Documentary about Loyola’s 1963 NCAA title team well worth watching
Current Ramblers guard Lucas Williamson lends his voice and perspective to the historic, mesmerizing, complex film.
Loyola guard Lucas Williamson was far ahead in the three-point-shooting drill after practice Thursday. Then he stalled.
A teammate came alive and made 12 in a row around the horn, from baseline to baseline.
Williamson made his last three in a row, but it was too late. He hung his head in disgust. There’s some serious win-or-die in this guy, the 2021 Missouri Valley Conference defensive player of the year.
Then he popped up, full of energy and good cheer.

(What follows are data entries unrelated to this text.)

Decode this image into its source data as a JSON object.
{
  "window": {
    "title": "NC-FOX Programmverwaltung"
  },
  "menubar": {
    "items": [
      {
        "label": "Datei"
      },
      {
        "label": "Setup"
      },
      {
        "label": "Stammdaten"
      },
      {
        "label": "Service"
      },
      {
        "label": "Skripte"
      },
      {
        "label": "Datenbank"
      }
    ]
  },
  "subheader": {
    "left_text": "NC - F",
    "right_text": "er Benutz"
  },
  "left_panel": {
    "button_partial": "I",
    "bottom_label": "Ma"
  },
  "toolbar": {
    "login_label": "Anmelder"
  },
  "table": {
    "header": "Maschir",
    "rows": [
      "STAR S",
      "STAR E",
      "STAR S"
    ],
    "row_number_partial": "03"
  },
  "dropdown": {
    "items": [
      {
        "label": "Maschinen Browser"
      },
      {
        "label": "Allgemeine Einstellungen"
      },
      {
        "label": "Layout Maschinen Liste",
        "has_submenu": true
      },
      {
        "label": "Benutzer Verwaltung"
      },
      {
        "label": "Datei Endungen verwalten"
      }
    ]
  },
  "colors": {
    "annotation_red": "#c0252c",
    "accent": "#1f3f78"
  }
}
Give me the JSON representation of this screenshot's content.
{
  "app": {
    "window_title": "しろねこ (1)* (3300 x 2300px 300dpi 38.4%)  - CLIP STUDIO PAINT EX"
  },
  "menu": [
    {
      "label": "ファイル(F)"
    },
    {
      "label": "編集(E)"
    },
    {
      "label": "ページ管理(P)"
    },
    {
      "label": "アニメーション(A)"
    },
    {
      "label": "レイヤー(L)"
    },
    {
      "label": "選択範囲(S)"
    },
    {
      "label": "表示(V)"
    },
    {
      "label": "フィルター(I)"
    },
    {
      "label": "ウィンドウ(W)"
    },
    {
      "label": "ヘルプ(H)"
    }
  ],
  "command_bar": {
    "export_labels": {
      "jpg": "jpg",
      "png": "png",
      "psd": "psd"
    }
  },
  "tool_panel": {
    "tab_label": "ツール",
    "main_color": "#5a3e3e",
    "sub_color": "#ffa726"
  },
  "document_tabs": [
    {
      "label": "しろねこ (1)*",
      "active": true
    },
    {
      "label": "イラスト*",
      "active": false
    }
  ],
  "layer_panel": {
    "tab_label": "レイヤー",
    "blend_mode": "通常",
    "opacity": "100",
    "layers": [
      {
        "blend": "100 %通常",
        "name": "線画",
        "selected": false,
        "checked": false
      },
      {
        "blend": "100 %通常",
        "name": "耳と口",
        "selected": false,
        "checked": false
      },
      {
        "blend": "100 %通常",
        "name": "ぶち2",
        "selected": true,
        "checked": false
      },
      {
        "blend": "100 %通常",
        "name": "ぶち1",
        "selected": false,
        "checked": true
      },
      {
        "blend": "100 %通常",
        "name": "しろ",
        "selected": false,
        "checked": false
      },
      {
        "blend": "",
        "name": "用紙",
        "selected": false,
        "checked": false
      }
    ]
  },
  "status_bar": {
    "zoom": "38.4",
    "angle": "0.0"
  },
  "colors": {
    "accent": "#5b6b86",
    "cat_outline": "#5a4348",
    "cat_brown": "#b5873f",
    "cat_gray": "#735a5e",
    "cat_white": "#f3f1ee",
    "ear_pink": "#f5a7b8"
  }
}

The defeat was behind him. The future was out there for the fifth-year graduate student working toward a master’s degree in digital marketing.
As an undergrad, Williamson majored in journalism with minors in Spanish and management. He’s ready for just about anything our new world has to offer.
And now there’s this film, ‘‘The Loyola Project,’’ that’s ready to screen on CBS Sports Network on Monday and later at the AMC River East 21 theater in Chicago. It’ll have a life beyond that, trust me.
The point here is that team leader Williamson is one of the writers, as well as the narrator, of the documentary about the nearly unbelievable journey of Loyola’s 1963 NCAA championship team. That team featured three — and then four — Black starters at a time when, well, you didn’t do that.
‘‘How could you have a better story?’’ Williamson says as he cools down, still in his maroon practice uniform with the No. 1 on the chest. ‘‘Not only did the ’63 team have to deal with all the off-the-court stuff — the death threats, all the race issues — they had to compete at the highest level. And then they came out on top, a national championship!
‘‘I mean, it almost wouldn’t work as fiction.’’
He’s right, but it was true. And real.
You likely have heard the story about coach George Ireland and his underdog team, about the overtime title victory against favored Cincinnati, coming from 15 down, the entire basketball world in disbelief.
Maybe you saw the sign at the Loyola L stop declaring the Ramblers the 1963 hoops champs.
The story makes for a quick, easy swallow. Then you move on, the way you do from a lightweight Disney feel-good movie.
But the thing about the real story is that it’s incredible and historic but also complex, scary, strange and filled with shades of gray.
The five starters — Jerry Harkness, Les Hunter, Vic Rouse, Ron Miller and John Egan, all Black except for Egan — played so many minutes it was ridiculous. At times, they annihilated foes — they beat Tennessee Tech 111-42 — but Ireland kept the starters in. Why? Complicated.
Ireland had been hung in effigy before his team of mostly Black players walloped teams of mostly white players. But on the South Side, a racist banner on the side of a building said in large letters: ‘‘STOP THE . . . ’’
Let your imagination take you to the worst place.
In the film, a player tells us that playing in totally segregated Houston was ‘‘the worst,’’ that players ‘‘feared for our lives.’’ Someone popped a bag behind the bench, and the players ducked in terror.
There are 300 hate-mail letters addressed to the players that the Ireland family still won’t release to the actual addressees. Why? It’s complicated.
Then, too, there was the heroic, all-white Mississippi State team that literally risked its existence by sneaking out of the state to play Loyola. Remember, they killed Blacks and race-changers in Mississippi back then.
Some unlikely folks were heroes during Loyola’s journey. And some seemingly racial trailblazers were not really that at all.
Williamson got involved with director Patrick Creadon because he is smart and curious, the film needed a narrator and he can speak with the best. Plus, he had his story to add, the story of all Blacks in America. And that became part of the documentary, too.
On Sunday, Williamson locked down Missouri State star Isiaih Mosely, holding him to 12 points, while scoring 19 himself and leading Loyola to a 71-62 victory. The Ramblers are 18-4, in first place in the conference and ready, perhaps, to make an NCAA Tournament run like they did in Williamson’s freshman year.
But this film mesmerizes. It’s haunting, and that’s due in no small part to Williamson, in his youth, somehow being at its old-school core.
‘‘Blacks still need opportunities,’’ he says. ‘‘Racism now is less blatant, more subtle. Like, less access to resources, more incarceration, schools here in Chicago without heat. You don’t see anything really big.’’
He thinks again.
‘‘It’s almost like they’re killing us softly,’’ he says.